### Data for review
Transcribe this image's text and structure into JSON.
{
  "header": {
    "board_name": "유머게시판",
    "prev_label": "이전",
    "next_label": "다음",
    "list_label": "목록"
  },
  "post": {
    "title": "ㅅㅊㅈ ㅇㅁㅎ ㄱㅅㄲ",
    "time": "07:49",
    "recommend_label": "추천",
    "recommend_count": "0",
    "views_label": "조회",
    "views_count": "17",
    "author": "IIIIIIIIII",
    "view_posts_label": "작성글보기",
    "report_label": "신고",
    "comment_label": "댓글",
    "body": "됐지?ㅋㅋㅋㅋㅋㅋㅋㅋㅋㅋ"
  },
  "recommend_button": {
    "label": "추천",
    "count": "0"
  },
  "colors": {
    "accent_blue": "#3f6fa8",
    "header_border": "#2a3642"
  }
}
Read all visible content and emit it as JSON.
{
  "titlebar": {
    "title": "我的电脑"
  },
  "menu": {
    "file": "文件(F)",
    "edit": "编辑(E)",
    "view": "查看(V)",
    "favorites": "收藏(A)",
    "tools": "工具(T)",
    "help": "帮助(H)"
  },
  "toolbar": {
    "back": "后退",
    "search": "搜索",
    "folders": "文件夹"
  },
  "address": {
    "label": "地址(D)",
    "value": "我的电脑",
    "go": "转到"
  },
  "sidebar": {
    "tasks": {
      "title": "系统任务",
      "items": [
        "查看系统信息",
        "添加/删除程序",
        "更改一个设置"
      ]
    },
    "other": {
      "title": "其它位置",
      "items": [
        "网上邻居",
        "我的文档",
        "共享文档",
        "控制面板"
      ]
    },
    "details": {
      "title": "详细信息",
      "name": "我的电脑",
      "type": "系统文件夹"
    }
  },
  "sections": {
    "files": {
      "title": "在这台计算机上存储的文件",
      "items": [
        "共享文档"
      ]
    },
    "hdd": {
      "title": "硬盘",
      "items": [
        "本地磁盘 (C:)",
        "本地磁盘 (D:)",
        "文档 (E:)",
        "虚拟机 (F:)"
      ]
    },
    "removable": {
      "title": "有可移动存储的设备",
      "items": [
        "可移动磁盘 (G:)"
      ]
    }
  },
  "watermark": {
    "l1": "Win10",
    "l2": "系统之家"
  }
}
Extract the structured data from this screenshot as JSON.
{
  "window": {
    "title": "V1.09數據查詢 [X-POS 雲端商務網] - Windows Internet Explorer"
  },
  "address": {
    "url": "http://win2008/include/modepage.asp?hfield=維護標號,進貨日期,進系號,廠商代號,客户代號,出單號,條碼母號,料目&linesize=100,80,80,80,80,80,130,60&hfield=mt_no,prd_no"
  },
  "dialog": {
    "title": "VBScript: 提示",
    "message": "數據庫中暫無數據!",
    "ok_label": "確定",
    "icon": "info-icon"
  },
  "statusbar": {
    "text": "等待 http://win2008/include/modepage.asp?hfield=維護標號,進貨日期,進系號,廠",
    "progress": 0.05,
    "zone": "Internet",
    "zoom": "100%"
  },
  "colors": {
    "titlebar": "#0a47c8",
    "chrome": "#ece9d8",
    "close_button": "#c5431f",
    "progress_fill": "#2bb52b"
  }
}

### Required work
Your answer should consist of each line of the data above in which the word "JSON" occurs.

### Solution to this problem
Transcribe this image's text and structure into JSON.
Read all visible content and emit it as JSON.
Extract the structured data from this screenshot as JSON.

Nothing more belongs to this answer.